Analysis: The West's reluctance to act
Madeleine Albright: Indonesia responsible for restoring order
By Diplomatic Correspondent Barnaby Mason
The big powers continue to emphasise that it is impossible to send a peacekeeping force into East Timor against the wishes of Indonesia.
The American Secretary of State, Madeleine Albright, said the Indonesians had the primary responsibility for restoring order.
No one would send a force to fight its way into East Timor against the Indonesian army. But even putting heavy pressure on Indonesia is a delicate matter.
For the Americans and others, it is a critically important state in the region, both politically and economically.
The big powers are also anxious to do nothing to encourage turbulent regions of Indonesia to break away; they stress that East Timor is a special case.
Economic sanctions could be used against Jakarta, through a freeze on international aid.
But other governments are wary of tipping a precarious financial situation over the edge and triggering another collapse that would have an impact all over Asia.

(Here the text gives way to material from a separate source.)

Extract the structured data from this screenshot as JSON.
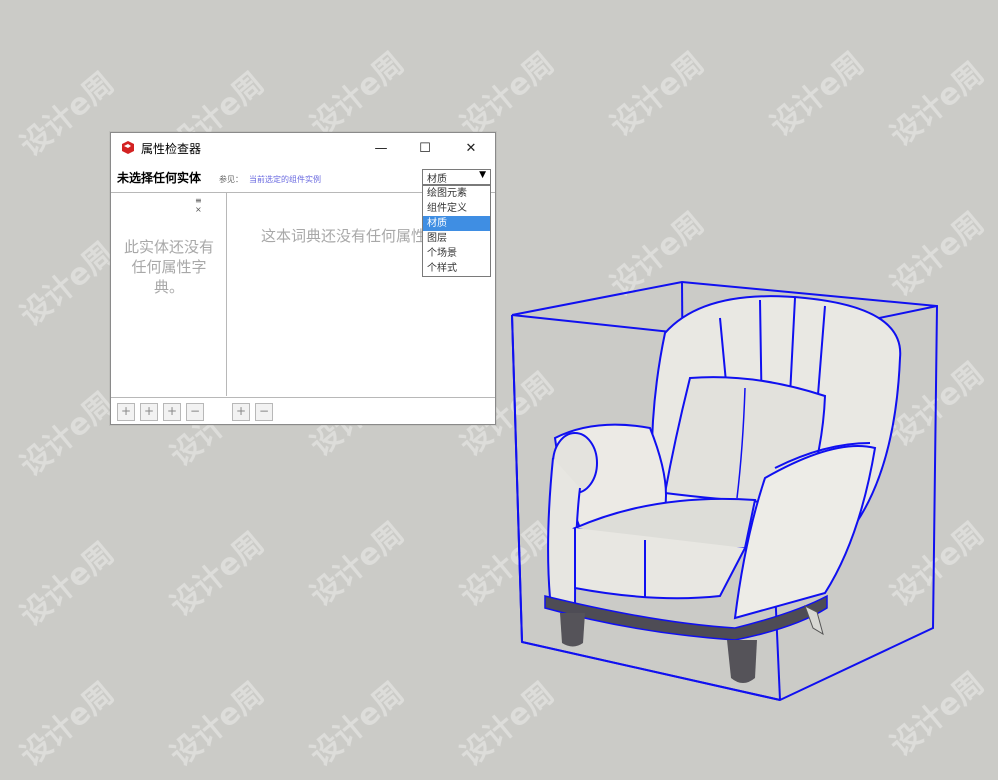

Indonesia also owes many billions of dollars to Japanese, American and European banks - and they are counting on growth and stability to get their money back.

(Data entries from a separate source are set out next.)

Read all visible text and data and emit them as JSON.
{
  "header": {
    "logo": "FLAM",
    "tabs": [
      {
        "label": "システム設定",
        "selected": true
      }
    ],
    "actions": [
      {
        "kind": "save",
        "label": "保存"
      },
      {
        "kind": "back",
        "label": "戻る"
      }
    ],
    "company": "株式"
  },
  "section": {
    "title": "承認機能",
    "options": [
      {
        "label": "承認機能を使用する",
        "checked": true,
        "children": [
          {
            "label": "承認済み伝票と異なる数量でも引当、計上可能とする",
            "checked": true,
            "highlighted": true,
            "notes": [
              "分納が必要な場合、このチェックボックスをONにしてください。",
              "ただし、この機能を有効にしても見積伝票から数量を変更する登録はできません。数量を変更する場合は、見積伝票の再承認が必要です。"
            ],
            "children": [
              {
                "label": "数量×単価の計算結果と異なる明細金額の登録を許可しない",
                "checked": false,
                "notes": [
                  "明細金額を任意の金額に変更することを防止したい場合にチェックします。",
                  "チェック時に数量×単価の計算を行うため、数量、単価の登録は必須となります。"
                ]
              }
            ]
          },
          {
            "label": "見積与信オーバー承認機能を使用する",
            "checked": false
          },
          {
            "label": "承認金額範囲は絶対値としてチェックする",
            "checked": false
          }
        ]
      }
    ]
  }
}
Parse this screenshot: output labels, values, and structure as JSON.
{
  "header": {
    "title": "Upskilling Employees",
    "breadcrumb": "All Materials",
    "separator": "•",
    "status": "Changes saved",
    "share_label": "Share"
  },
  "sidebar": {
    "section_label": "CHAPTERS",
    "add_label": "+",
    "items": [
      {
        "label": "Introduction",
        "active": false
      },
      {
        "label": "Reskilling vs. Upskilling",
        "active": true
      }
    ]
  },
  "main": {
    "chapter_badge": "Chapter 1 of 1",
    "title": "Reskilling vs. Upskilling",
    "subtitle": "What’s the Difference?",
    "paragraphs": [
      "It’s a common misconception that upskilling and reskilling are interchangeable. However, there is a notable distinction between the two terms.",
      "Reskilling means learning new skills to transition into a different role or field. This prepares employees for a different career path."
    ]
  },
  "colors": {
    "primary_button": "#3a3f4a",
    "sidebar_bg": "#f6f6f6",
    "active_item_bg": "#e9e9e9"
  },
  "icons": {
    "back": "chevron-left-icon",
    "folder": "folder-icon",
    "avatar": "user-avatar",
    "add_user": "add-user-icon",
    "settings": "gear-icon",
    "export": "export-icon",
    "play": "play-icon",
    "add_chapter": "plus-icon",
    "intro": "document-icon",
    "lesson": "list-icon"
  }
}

And Australia has oil interests in the Timor Sea. Australia feels especially vulnerable to instability in Indonesia, a huge neighbour just to the north with a population of more than 200 million.
If it does come to the UN authorising a peacekeeping force, China's agreement would be necessary. The Chinese are opposed to anything that might in any way resemble an Asian version of the Kosovo intervention.
They are also cautious about Indonesia because of the vulnerability of its ethnic Chinese minority.
The Chinese President, Jiang Zemin, said in Canberra that hotspots like East Timor should be resolved through peaceful negotiations and dialogue.
All these obstacles are not an absolute bar to international intervention in East Timor. But they make decisive action improbable.